“New Jersey needs lower taxes for residents and for businesses of all sizes, especially after Tax Hike Bill gutted the State and Local Tax Deduction. Today, Rep. Leonard Lance and I sent the IRS Commissioner a clear, bipartisan message: don’t change the rules mid-game on New Jersey taxpayers. Allow the full deduction of all 2018 property tax prepayments. While I was encouraged by today’s meeting, I will continue to hold the IRS’s feet to the fire and fight for tax relief for North Jersey,” Gottheimer said.
Earlier this year, Lance wrote to Kautter and requested the Agency reconsider IRS Advisory IR-2017-210 issued on Dec. 27, 2017 regarding the tax deductibility of prepaid state and local property taxes. That ruling stated the IRS would allow the deductibility of 2018 property taxes paid in 2017 only if the property taxes had been assessed in 2017. Lance suggested the deduction should be expanded to all 2018 property taxes regardless of the date of assessment and introduced H.R. 4803, which would mandate it. Gottheimer is a cosponsor of H.R. 4803.
President Trump signed the Tax Act into law on Dec. 22, 2017. The law clearly prohibits individuals from deducting the prepayment of future state and local income taxes, but does not mention whether or not the prepayment of state and local property taxes would be deductible. This led many individuals to prepay their entire 2018 property tax liability prior to the issuance of the IRS Advisory, believing that it would be deductible on their 2017 tax returns. Christie issued an executive order on Dec.27, 2017, mandating that all municipalities in New Jersey accept the prepayment of property taxes for the entirety of 2018. This action caused many more New Jersey residents to prepay their 2018 property tax bill than would otherwise have been the case.

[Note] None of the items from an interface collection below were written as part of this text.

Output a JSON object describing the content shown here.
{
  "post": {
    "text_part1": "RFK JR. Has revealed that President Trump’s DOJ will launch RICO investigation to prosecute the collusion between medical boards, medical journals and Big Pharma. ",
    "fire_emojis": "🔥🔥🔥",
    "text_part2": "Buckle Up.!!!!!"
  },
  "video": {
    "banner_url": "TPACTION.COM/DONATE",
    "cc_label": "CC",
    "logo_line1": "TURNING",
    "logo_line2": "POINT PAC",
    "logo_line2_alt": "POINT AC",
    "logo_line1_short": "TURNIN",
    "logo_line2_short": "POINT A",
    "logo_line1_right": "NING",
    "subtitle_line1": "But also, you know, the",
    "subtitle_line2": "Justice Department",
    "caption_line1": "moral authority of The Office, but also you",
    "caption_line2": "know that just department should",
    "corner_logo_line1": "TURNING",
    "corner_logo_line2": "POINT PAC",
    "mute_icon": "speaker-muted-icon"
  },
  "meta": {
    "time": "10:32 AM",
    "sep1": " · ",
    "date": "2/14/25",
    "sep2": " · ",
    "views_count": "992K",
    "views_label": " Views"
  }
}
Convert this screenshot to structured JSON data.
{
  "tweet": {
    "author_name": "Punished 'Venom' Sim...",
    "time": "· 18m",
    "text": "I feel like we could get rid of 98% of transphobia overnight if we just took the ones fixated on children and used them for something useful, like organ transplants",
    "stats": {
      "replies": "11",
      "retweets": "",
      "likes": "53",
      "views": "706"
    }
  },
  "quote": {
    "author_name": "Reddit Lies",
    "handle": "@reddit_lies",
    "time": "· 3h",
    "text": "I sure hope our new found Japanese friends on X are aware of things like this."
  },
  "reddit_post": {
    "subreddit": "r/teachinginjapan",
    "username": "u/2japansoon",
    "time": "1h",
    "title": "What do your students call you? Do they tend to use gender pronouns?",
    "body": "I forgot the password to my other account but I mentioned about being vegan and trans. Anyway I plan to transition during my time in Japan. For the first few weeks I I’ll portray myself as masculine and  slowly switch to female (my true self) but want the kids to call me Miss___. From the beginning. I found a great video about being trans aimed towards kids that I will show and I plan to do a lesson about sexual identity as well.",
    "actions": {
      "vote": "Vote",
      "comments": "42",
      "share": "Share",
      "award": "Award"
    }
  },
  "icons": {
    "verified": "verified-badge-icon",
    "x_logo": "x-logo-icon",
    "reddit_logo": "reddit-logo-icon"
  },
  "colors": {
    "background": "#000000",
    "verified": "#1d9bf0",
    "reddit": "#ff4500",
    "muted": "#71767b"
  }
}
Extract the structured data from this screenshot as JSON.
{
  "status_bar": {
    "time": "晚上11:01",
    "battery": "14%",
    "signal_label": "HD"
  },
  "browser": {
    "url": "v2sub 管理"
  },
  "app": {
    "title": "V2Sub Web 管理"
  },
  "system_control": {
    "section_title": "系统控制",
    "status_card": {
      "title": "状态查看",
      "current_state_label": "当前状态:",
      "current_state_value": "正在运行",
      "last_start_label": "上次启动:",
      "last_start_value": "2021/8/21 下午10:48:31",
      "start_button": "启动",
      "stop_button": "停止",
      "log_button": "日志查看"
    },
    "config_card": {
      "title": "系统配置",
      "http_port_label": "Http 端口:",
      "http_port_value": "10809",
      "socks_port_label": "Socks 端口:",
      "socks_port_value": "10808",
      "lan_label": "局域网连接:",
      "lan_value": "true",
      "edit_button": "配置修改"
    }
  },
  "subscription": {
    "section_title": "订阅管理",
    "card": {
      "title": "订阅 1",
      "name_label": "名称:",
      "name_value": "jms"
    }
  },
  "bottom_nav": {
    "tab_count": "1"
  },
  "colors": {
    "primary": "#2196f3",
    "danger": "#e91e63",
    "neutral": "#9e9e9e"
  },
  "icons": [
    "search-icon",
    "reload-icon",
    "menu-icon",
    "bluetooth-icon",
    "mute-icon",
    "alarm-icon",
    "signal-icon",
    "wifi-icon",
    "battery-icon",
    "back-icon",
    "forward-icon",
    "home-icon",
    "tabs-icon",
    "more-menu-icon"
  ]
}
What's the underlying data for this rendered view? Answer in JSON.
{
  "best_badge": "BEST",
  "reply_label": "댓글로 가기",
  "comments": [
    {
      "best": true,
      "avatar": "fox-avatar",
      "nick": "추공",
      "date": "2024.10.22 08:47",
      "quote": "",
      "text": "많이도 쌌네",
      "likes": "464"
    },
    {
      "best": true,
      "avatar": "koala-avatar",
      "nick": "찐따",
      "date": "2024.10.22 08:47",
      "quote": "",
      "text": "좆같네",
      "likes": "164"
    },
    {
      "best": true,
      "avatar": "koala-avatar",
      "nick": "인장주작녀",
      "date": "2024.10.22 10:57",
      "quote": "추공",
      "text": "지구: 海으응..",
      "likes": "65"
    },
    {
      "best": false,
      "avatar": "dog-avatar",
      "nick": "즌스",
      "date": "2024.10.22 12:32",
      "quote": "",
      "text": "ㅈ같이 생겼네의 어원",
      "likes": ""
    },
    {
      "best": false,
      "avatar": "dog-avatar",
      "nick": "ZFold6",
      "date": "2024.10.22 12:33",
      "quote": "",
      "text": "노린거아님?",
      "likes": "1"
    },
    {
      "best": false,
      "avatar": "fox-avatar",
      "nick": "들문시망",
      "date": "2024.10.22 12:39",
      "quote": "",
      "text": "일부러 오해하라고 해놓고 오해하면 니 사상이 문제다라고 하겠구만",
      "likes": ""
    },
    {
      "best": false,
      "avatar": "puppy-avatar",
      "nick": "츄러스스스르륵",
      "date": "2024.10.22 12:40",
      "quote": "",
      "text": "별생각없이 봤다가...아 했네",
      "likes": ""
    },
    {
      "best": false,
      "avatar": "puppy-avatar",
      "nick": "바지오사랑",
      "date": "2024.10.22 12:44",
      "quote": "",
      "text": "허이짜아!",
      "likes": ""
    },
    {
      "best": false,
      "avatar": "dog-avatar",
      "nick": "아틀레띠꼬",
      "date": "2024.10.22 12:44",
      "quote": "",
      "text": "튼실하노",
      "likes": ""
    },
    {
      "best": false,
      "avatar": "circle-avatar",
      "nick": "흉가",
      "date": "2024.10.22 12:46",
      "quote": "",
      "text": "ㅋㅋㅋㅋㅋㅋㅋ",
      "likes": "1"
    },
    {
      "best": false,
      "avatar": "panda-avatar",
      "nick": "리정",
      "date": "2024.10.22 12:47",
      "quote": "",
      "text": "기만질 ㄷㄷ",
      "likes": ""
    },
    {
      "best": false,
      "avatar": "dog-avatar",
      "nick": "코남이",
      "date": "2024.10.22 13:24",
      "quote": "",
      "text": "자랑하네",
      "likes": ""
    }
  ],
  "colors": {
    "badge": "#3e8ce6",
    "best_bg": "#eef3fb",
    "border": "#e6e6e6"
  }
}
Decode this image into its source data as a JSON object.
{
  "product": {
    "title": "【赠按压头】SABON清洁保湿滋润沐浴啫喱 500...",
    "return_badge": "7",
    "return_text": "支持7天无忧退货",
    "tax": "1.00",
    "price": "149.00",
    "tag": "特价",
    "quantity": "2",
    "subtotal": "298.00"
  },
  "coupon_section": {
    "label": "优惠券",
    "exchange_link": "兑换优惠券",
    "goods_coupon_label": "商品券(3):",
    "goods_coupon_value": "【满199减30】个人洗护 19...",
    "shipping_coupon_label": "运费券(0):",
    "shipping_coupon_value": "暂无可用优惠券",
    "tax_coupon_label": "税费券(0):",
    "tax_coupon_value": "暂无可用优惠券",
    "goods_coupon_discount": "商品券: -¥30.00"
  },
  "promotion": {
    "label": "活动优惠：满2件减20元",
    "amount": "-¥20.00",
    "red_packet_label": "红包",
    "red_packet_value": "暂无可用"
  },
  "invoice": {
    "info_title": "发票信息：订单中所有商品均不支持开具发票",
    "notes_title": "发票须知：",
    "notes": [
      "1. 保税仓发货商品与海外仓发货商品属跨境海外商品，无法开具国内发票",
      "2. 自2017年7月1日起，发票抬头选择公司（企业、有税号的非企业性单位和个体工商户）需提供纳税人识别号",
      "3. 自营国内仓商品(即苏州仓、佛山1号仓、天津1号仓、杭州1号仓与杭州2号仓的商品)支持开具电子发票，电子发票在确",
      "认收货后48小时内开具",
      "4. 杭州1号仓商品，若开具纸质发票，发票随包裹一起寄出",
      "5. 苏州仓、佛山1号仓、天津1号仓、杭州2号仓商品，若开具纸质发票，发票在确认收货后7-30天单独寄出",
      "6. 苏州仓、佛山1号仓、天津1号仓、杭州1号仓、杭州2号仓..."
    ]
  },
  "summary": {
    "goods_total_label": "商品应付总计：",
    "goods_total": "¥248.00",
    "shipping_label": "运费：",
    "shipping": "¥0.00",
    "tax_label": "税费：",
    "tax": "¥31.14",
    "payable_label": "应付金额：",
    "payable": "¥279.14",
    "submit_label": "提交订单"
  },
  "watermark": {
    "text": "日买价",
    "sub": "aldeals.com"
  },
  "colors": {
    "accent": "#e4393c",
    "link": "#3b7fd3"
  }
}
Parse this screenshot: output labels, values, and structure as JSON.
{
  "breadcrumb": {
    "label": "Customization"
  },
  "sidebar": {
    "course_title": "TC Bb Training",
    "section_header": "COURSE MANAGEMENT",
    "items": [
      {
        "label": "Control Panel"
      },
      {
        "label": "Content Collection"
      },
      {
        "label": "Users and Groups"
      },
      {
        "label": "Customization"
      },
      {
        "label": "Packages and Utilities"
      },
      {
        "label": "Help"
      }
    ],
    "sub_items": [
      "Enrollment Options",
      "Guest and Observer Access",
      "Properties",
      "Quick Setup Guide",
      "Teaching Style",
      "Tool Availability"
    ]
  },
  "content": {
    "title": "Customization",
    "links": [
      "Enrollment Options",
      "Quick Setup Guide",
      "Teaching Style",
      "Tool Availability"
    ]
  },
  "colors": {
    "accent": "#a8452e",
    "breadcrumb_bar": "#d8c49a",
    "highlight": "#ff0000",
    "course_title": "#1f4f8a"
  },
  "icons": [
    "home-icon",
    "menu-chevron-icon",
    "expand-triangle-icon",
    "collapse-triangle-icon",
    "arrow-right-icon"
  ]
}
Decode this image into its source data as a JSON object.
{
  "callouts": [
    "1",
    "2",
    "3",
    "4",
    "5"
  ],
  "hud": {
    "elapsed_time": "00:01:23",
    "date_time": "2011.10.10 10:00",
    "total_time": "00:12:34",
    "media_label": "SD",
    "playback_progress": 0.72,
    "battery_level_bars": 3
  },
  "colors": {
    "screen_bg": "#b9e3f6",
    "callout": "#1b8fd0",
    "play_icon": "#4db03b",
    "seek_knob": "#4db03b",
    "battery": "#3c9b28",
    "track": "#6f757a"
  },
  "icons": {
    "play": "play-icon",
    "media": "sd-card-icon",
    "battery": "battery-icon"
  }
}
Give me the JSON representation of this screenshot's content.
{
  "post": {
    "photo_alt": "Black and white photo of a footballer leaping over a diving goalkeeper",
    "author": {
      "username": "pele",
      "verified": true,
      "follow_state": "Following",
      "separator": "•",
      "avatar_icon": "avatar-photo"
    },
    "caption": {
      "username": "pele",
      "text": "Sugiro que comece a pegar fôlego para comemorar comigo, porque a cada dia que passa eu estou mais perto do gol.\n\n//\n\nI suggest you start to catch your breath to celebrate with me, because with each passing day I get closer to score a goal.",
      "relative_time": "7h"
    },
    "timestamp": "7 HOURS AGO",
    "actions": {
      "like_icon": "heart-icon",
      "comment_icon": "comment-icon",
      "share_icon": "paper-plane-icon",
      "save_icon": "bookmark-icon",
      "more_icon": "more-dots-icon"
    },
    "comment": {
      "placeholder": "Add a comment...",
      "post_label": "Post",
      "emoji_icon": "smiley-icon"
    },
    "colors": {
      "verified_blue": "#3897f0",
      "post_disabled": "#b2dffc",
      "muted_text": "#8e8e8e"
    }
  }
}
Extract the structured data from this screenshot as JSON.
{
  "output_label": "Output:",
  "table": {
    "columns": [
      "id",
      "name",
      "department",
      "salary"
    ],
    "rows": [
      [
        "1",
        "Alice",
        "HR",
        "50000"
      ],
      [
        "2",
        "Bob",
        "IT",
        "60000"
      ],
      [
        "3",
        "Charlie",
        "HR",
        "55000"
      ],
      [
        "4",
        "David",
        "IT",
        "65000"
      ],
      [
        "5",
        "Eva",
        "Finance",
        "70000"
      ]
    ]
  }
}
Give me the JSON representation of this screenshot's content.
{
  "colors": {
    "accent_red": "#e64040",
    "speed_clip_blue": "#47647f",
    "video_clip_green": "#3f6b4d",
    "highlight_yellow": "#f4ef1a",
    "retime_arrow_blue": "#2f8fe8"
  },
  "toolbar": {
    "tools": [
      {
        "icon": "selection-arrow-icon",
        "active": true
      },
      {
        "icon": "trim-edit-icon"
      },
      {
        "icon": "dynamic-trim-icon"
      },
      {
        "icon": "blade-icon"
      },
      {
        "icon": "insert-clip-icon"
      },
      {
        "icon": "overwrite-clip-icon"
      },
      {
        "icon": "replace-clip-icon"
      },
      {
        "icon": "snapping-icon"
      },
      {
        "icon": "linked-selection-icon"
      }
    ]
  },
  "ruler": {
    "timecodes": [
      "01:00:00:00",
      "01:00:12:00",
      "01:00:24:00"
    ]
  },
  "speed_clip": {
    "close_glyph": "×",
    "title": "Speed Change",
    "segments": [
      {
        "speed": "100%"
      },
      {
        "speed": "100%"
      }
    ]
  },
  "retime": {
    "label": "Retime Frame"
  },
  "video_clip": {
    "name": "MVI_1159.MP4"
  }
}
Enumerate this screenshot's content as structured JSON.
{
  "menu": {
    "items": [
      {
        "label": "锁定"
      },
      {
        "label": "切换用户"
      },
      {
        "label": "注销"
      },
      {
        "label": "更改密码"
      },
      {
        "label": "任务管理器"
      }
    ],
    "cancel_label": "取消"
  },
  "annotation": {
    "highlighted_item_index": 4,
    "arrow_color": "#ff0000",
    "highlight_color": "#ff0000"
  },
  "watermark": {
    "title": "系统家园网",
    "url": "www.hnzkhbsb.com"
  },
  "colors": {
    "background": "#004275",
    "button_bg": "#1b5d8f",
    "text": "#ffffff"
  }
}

“I will continue to seek either a bipartisan legislative solution or an IRS ruling fixing this problem. I will continue to press the issue in Congress and with the IRS,” Lance said.